Being a daughter of two legendary personalities, hwhat has been your biggest learning from your mother to raise Inaaya?
You lose focus when you are a mother. As grandparents, there is an energy that is not the energy of a mother. Most mothers are impatient and angry, they want to hurry and fathers are laid back but thankfully that’s changing now. My mother told me not to finish Inaaya’s sentences. Let her finish her thoughts. She is trying to tell you something and you are leading her to tell you something else. She is trying to impress you and she wants you to be proud of her. You don’t have to guide her with your thoughts, she needs to speak her mind, you have to listen to her. Don’t influence her so much and allow her to be herself and I have really tried to step back and let her take the lead.
How have you evolved as an individual after becoming a mother?
I was one of those people who would sleep at five in the morning and wake up at lunchtime, I never knew what breakfast was as a meal. As I used to eat dal chawal when I would wake up. But now I wake up at 6.30 am and by 11 pm I can’t keep my eyes open. There are times when I stay up but the next day is difficult. So firstly my schedule has changed and my priorities have changed. I used to travel a lot. I would take a flight in the morning and be back the same night, but now I often say no for such hectic events. I want to be at home a little bit more. As a person fundamentally, I have become more patient and have learned a lot from Innaya. I have learned that I may want her to be a certain way but she will be her own person so I have to let her be the way she wants to be and that’s a big lesson I have learned from her.
Inaaya is a paparazzi favorite. What is your take on that?

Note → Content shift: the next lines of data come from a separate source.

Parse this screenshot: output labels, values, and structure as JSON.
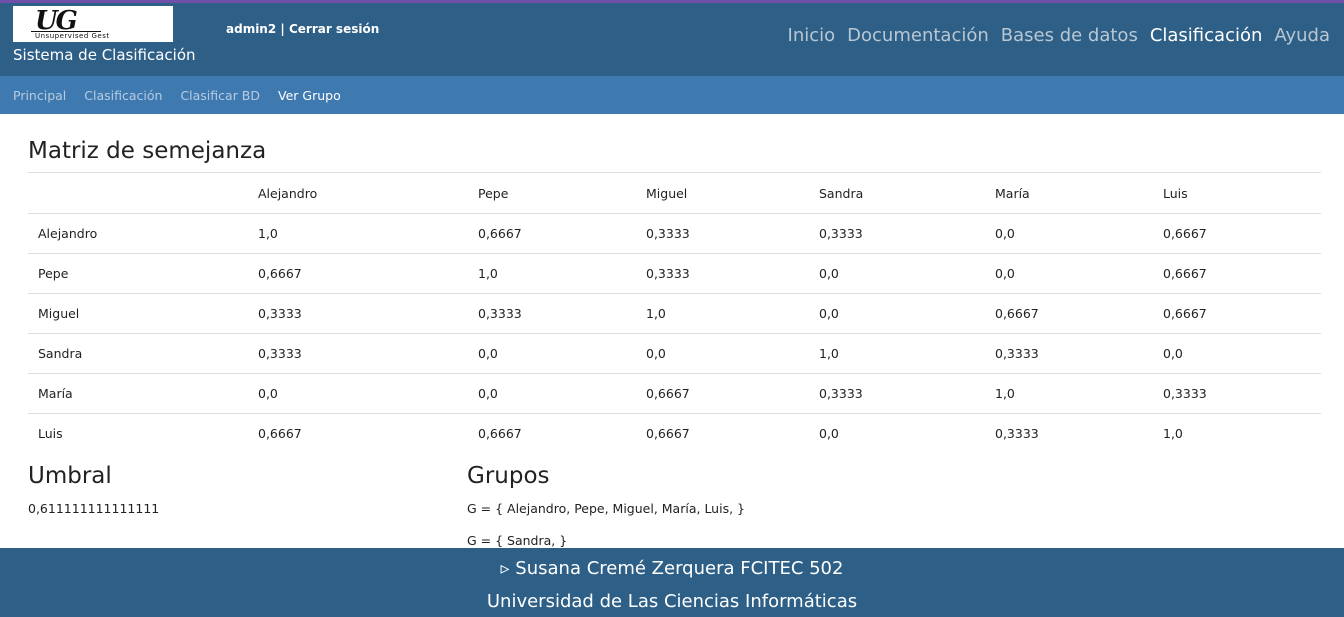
{
  "header": {
    "logo_text": "UG",
    "logo_subtitle": "Unsupervised Gest",
    "app_title": "Sistema de Clasificación",
    "username": "admin2",
    "separator": " | ",
    "logout_label": "Cerrar sesión",
    "nav": [
      {
        "label": "Inicio",
        "active": false
      },
      {
        "label": "Documentación",
        "active": false
      },
      {
        "label": "Bases de datos",
        "active": false
      },
      {
        "label": "Clasificación",
        "active": true
      },
      {
        "label": "Ayuda",
        "active": false
      }
    ]
  },
  "breadcrumb": [
    "Principal",
    "Clasificación",
    "Clasificar BD",
    "Ver Grupo"
  ],
  "matrix": {
    "title": "Matriz de semejanza",
    "columns": [
      "Alejandro",
      "Pepe",
      "Miguel",
      "Sandra",
      "María",
      "Luis"
    ],
    "rows": [
      {
        "name": "Alejandro",
        "values": [
          "1,0",
          "0,6667",
          "0,3333",
          "0,3333",
          "0,0",
          "0,6667"
        ]
      },
      {
        "name": "Pepe",
        "values": [
          "0,6667",
          "1,0",
          "0,3333",
          "0,0",
          "0,0",
          "0,6667"
        ]
      },
      {
        "name": "Miguel",
        "values": [
          "0,3333",
          "0,3333",
          "1,0",
          "0,0",
          "0,6667",
          "0,6667"
        ]
      },
      {
        "name": "Sandra",
        "values": [
          "0,3333",
          "0,0",
          "0,0",
          "1,0",
          "0,3333",
          "0,0"
        ]
      },
      {
        "name": "María",
        "values": [
          "0,0",
          "0,0",
          "0,6667",
          "0,3333",
          "1,0",
          "0,3333"
        ]
      },
      {
        "name": "Luis",
        "values": [
          "0,6667",
          "0,6667",
          "0,6667",
          "0,0",
          "0,3333",
          "1,0"
        ]
      }
    ]
  },
  "umbral": {
    "title": "Umbral",
    "value": "0,611111111111111"
  },
  "groups": {
    "title": "Grupos",
    "items": [
      "G = { Alejandro, Pepe, Miguel, María, Luis, }",
      "G = { Sandra, }"
    ]
  },
  "footer": {
    "line1": "▹ Susana Cremé Zerquera FCITEC 502",
    "line2": "Universidad de Las Ciencias Informáticas"
  }
}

I don’t even know how I feel. It’s not been too bad. As a mother I am possessive and protective about them when she is facing flashlights and children should not be exposed to flashes and worry about the psychological impact. I have explained it to her and told her why people are taking her pictures and she seems to have grasped a little bit of it and she is okay with it. I also don’t want to scare her and hide her away from things. I want her to live a normal life the way I lived. Of course, I grew up when there was no paparazzi but people would approach my parents all the time for their autographs. This is a phase. I think this is part of the job that I have signed up for and I do feel that the paparazzi have been very respectful.
You also seem to have a unique sense of style. What does fashion mean to you?
I am very casual when it comes to fashion. Most of my friends and my husband will tell you that I don’t make a huge effort to dress unless someone is paying me huge money to dress up (laughs). I feel it is unnecessary and try to get away with minimal. But I am changing now. I am making more of an effort. I understand the importance of self-grooming. I understood that I wasn’t giving importance to myself and thought I didn't need to dress up or apply makeup. I thought I am a mother so I need to tie my hair up and wear dal stains on my clothes - but then I realised I was losing myself. I think when you dress up and put on some make-up, you feel good. Fashion is different for different people and I don’t follow trends and I don’t necessarily wear what people wear on the runway. For me, fashion is more about art and expression and style is about what is wearable and what is appropriate for an event.